No matter how far you go back, there have been brand properties - animals (remember the Post Office ants?), characters (the Man from Del Monte) and phrases ('It's good to talk'). Some are history and, in contrast to the Dulux dog, unlikely to be brought back from the marketing grave.
Valuable properties are tricky. One minute they have given you cut-through, next they have established themselves in the hearts of the great British public. Before you know it, your property becomes a marketing millstone, obscuring your messaging and thwarting innovation.
Management of a brand property is another of marketing's dark arts, part of which has to be recognising that you have a valuable property in the first place.
When it broke, MasterCard's 'Priceless' campaign seemed a winner. Clever and differentiated, it was imbued with a warmth and humility that won over consumers; the 'Priceless' construct quickly became part of the language. It was, for example, a gift to football fans bantering online and on mobiles. Then, having created the magic of a brand property, MasterCard seemed to fall asleep at the wheel.
Shaun Springer, the brand's new head of brand, sponsorship and digital marketing, is looking to create a campaign with greater depth and breadth.
In this ambition, he will be greatly aided by his 'Priceless' property, particularly in social media, where the consumer, rather than the celeb who fronts the ads, is seen as the 'brand ambassador'.

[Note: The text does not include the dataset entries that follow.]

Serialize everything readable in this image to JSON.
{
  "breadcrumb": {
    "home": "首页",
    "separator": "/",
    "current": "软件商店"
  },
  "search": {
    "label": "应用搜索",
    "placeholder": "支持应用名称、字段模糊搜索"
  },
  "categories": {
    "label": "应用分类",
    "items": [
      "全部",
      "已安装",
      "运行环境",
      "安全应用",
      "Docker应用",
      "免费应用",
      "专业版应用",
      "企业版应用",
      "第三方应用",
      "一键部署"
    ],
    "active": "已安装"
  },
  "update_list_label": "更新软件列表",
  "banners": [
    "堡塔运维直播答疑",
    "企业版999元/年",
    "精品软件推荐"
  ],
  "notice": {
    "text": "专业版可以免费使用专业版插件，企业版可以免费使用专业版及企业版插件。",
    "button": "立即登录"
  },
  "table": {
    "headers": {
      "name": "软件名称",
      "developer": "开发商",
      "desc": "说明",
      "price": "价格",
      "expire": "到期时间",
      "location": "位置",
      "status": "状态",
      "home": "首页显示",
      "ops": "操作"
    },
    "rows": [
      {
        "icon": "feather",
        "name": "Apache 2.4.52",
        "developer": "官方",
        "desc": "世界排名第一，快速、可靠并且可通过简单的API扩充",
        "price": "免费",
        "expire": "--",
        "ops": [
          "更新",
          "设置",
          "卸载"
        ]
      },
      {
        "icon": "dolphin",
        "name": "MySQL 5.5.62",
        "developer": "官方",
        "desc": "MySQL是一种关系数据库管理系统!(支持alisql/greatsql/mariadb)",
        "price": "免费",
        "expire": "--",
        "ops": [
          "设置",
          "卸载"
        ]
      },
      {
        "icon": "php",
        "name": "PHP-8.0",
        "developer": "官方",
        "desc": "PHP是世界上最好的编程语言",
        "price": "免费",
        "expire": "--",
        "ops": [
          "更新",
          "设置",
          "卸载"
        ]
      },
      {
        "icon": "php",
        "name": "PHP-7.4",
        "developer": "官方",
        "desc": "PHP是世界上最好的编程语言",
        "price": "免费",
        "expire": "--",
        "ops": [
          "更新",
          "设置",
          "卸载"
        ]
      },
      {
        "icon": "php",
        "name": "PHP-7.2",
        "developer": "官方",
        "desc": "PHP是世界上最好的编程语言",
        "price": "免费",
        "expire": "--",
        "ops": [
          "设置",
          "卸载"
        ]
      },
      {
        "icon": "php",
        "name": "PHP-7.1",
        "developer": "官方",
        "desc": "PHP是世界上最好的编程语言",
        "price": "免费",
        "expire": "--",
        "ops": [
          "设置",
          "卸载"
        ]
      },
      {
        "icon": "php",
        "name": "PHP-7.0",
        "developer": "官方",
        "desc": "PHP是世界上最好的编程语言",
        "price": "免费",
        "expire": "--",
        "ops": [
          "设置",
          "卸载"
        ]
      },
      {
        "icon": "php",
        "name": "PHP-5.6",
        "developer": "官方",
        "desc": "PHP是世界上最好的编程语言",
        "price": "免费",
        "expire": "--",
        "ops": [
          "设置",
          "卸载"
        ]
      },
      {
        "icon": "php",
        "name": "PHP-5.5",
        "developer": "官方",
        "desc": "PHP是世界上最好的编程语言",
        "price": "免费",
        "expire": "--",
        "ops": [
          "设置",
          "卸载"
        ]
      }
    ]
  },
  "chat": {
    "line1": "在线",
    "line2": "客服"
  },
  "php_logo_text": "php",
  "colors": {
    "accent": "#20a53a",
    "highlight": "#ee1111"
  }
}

Of course, every ambassador needs the gift of the gab. So MasterCard's linguistic prowess will no doubt come in very handy.